TASK BRIEF.
Copy every line from the records that holds the word "Tuition".

----

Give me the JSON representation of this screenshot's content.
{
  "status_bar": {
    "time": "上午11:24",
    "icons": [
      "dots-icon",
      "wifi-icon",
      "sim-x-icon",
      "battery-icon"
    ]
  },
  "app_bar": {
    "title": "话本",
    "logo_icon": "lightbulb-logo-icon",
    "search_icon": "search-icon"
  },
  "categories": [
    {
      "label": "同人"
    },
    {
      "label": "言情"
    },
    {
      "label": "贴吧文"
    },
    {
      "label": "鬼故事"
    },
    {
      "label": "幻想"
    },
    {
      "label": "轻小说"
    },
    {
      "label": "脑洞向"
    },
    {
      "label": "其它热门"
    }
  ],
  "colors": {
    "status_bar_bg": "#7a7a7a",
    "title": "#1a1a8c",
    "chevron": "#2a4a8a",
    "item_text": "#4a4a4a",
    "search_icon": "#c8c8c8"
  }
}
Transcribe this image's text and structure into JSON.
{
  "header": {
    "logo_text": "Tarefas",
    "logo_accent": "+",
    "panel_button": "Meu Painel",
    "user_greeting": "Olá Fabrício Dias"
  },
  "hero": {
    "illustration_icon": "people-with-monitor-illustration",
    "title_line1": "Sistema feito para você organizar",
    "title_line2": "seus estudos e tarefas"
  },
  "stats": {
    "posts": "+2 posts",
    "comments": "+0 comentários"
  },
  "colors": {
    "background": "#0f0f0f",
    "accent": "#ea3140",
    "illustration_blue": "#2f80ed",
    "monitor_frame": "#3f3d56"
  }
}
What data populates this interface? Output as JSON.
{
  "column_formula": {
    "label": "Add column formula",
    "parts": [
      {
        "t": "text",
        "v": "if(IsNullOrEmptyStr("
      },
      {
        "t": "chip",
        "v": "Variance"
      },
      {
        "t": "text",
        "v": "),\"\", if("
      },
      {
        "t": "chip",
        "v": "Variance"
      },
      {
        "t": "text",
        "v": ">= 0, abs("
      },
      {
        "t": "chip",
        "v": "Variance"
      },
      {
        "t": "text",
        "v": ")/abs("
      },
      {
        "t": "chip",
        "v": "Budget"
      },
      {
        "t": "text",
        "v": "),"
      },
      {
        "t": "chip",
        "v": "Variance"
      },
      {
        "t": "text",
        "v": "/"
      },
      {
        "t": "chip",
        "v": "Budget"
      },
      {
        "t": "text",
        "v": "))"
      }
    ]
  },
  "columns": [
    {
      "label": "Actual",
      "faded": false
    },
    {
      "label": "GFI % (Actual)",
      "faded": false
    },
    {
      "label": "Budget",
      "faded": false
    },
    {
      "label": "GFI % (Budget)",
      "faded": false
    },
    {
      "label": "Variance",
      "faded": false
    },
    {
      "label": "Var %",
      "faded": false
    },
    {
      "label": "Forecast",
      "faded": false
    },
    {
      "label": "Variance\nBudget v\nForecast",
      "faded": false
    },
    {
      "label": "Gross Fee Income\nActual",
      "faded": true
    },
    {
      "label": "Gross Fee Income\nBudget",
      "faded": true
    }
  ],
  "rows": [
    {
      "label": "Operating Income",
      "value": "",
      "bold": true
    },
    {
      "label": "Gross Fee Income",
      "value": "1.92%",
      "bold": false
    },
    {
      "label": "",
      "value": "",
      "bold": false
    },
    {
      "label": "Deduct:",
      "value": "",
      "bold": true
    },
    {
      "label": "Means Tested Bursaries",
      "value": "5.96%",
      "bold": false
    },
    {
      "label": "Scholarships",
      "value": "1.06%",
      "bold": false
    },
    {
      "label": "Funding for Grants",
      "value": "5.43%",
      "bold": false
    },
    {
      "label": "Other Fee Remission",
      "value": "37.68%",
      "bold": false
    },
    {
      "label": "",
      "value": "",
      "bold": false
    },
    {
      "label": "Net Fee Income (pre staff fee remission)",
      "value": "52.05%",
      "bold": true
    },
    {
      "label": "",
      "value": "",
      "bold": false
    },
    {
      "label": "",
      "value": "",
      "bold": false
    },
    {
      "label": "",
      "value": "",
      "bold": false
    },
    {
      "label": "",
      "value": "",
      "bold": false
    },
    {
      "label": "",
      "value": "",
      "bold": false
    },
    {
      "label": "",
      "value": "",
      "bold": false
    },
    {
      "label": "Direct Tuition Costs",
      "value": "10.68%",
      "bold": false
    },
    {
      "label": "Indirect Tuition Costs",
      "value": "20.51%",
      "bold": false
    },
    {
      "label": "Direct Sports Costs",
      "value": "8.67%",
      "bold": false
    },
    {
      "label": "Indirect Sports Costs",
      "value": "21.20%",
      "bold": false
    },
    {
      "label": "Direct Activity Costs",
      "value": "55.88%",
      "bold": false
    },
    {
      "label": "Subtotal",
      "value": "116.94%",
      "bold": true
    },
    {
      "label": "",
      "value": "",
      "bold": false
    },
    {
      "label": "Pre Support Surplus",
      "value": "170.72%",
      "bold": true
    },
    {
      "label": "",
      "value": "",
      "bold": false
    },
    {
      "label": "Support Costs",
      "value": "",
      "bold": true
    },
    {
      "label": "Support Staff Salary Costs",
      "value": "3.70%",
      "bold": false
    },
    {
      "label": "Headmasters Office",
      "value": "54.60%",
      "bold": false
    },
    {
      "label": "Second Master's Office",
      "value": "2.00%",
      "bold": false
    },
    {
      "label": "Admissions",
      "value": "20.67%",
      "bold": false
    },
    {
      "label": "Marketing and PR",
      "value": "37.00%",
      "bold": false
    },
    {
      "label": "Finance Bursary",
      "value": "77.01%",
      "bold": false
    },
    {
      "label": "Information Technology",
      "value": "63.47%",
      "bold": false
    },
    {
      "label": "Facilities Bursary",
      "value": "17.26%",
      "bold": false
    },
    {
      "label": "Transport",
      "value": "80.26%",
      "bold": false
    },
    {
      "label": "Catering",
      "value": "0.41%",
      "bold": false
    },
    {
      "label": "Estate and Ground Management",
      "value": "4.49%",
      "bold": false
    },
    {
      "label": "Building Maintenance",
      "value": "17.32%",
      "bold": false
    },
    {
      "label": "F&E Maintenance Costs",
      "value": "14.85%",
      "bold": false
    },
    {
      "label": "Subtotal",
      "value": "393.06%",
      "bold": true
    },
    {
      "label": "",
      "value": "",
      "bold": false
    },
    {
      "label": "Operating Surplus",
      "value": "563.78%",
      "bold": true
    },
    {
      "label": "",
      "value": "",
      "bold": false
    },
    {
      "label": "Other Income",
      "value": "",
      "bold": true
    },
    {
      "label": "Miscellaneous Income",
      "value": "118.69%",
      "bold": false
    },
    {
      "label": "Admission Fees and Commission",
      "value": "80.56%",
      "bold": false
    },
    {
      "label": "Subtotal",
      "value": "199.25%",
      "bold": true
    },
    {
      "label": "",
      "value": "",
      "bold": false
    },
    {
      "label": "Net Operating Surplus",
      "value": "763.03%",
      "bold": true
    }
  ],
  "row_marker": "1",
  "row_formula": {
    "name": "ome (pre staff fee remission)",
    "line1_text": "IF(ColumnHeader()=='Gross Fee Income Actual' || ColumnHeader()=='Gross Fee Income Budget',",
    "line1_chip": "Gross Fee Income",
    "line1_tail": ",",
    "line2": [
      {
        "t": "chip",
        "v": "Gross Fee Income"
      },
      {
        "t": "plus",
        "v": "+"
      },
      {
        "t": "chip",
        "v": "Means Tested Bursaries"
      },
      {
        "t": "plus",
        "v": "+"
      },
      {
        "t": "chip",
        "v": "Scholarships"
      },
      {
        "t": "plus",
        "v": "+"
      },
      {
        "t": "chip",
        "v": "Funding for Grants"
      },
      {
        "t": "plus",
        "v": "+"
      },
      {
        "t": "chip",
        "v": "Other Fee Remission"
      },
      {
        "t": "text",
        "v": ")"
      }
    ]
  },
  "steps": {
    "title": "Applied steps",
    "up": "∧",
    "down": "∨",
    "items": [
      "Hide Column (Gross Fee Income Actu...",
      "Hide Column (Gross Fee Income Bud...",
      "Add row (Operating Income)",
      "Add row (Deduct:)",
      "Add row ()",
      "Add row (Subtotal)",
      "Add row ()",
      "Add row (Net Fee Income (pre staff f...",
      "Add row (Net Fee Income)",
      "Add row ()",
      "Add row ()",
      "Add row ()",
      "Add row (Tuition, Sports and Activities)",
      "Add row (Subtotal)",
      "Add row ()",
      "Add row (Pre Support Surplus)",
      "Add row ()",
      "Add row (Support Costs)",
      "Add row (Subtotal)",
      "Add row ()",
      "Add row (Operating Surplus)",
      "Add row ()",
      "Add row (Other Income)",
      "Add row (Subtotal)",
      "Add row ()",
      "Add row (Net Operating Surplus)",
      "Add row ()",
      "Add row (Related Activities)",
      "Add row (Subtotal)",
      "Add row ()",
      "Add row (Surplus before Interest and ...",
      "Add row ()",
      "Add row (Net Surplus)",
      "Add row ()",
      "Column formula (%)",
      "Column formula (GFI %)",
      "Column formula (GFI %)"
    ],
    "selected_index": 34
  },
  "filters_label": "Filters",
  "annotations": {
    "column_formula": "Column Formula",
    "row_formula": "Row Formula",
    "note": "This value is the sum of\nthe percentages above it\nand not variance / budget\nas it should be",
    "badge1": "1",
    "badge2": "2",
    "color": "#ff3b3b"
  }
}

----

TASK OUTPUT.
      "label": "Direct Tuition Costs",
      "label": "Indirect Tuition Costs",
      "Add row (Tuition, Sports and Activities)",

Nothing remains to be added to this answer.